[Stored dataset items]

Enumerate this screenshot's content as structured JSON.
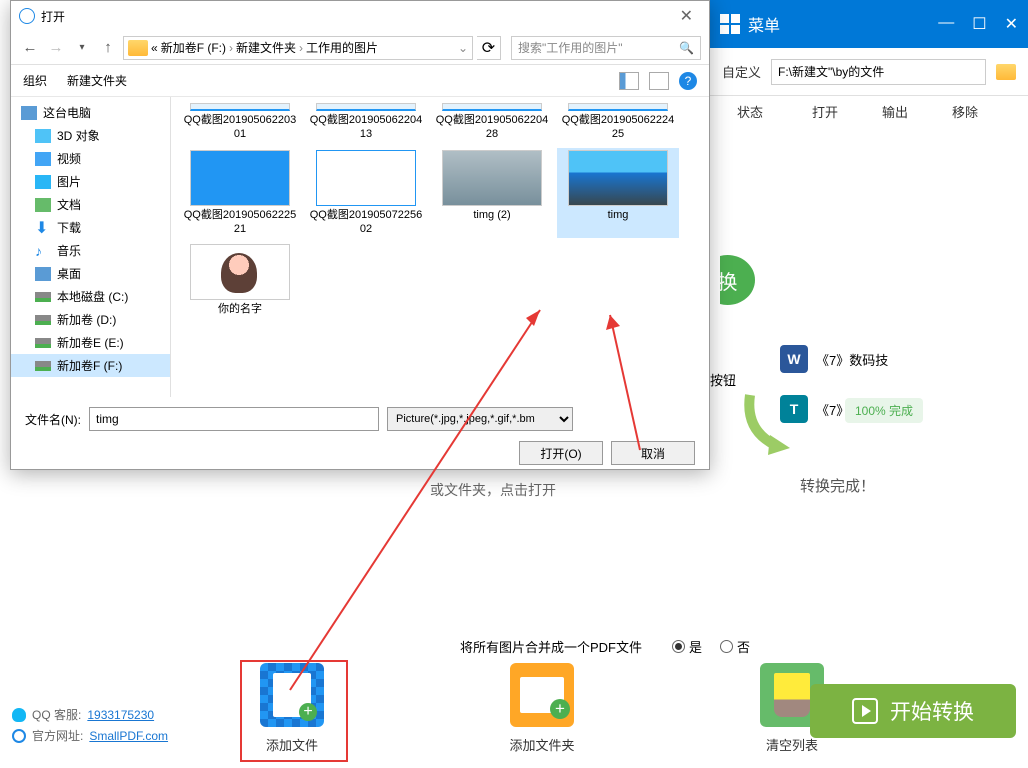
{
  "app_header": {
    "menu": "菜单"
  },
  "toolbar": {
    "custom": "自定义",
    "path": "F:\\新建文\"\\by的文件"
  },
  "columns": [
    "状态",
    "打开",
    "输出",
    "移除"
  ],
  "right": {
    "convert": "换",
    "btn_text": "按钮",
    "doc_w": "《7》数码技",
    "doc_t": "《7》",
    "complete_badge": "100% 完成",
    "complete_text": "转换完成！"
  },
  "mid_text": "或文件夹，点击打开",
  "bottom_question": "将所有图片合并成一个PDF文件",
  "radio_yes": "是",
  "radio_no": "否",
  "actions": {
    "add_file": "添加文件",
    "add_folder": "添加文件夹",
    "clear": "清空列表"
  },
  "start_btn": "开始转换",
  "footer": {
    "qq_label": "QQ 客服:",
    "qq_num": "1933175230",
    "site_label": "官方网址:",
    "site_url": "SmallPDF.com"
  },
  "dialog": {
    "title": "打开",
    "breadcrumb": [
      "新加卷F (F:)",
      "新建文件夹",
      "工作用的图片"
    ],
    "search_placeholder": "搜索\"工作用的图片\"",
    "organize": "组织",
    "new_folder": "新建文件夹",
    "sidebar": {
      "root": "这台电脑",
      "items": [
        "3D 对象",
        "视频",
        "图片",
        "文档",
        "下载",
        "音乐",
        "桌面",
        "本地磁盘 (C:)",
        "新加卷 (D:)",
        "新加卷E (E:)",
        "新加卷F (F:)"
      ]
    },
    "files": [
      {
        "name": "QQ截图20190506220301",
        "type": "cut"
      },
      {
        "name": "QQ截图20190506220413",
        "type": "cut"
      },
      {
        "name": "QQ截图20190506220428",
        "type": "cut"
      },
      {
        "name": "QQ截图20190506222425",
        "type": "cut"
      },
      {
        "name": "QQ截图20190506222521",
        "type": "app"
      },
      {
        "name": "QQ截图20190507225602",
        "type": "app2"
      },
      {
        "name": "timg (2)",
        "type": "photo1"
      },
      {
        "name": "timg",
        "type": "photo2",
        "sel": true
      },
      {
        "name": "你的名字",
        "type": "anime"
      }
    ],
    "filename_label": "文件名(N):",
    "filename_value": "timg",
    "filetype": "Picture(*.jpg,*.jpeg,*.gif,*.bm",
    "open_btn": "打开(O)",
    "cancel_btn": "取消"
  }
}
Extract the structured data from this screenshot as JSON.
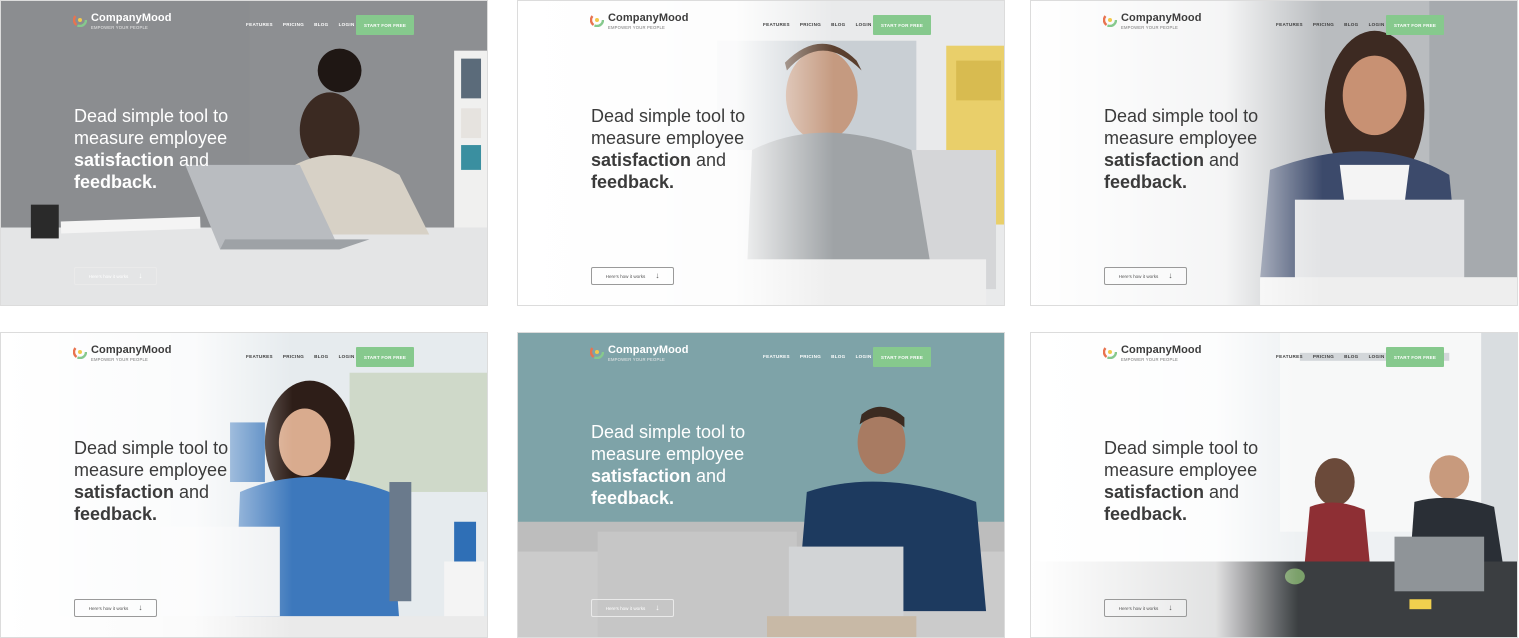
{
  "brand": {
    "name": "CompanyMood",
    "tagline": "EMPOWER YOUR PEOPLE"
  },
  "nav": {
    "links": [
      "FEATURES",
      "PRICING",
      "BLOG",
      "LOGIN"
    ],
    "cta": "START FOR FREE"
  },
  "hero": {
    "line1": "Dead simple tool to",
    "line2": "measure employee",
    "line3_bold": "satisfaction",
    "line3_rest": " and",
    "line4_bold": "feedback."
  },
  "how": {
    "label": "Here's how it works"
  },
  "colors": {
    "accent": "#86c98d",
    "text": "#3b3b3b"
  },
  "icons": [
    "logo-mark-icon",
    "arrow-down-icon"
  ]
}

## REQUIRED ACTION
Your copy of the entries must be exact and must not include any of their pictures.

## PROBLEM SOLUTION
Enumerate this screenshot's content as structured JSON.
{
  "app_header": {
    "menu": "菜单"
  },
  "toolbar": {
    "custom": "自定义",
    "path": "F:\\新建文\"\\by的文件"
  },
  "columns": [
    "状态",
    "打开",
    "输出",
    "移除"
  ],
  "right": {
    "convert": "换",
    "btn_text": "按钮",
    "doc_w": "《7》数码技",
    "doc_t": "《7》",
    "complete_badge": "100% 完成",
    "complete_text": "转换完成！"
  },
  "mid_text": "或文件夹，点击打开",
  "bottom_question": "将所有图片合并成一个PDF文件",
  "radio_yes": "是",
  "radio_no": "否",
  "actions": {
    "add_file": "添加文件",
    "add_folder": "添加文件夹",
    "clear": "清空列表"
  },
  "start_btn": "开始转换",
  "footer": {
    "qq_label": "QQ 客服:",
    "qq_num": "1933175230",
    "site_label": "官方网址:",
    "site_url": "SmallPDF.com"
  },
  "dialog": {
    "title": "打开",
    "breadcrumb": [
      "新加卷F (F:)",
      "新建文件夹",
      "工作用的图片"
    ],
    "search_placeholder": "搜索\"工作用的图片\"",
    "organize": "组织",
    "new_folder": "新建文件夹",
    "sidebar": {
      "root": "这台电脑",
      "items": [
        "3D 对象",
        "视频",
        "图片",
        "文档",
        "下载",
        "音乐",
        "桌面",
        "本地磁盘 (C:)",
        "新加卷 (D:)",
        "新加卷E (E:)",
        "新加卷F (F:)"
      ]
    },
    "files": [
      {
        "name": "QQ截图20190506220301",
        "type": "cut"
      },
      {
        "name": "QQ截图20190506220413",
        "type": "cut"
      },
      {
        "name": "QQ截图20190506220428",
        "type": "cut"
      },
      {
        "name": "QQ截图20190506222425",
        "type": "cut"
      },
      {
        "name": "QQ截图20190506222521",
        "type": "app"
      },
      {
        "name": "QQ截图20190507225602",
        "type": "app2"
      },
      {
        "name": "timg (2)",
        "type": "photo1"
      },
      {
        "name": "timg",
        "type": "photo2",
        "sel": true
      },
      {
        "name": "你的名字",
        "type": "anime"
      }
    ],
    "filename_label": "文件名(N):",
    "filename_value": "timg",
    "filetype": "Picture(*.jpg,*.jpeg,*.gif,*.bm",
    "open_btn": "打开(O)",
    "cancel_btn": "取消"
  }
}
Extract the structured data from this screenshot as JSON.
{
  "brand": {
    "name": "CompanyMood",
    "tagline": "EMPOWER YOUR PEOPLE"
  },
  "nav": {
    "links": [
      "FEATURES",
      "PRICING",
      "BLOG",
      "LOGIN"
    ],
    "cta": "START FOR FREE"
  },
  "hero": {
    "line1": "Dead simple tool to",
    "line2": "measure employee",
    "line3_bold": "satisfaction",
    "line3_rest": " and",
    "line4_bold": "feedback."
  },
  "how": {
    "label": "Here's how it works"
  },
  "colors": {
    "accent": "#86c98d",
    "text": "#3b3b3b"
  },
  "icons": [
    "logo-mark-icon",
    "arrow-down-icon"
  ]
}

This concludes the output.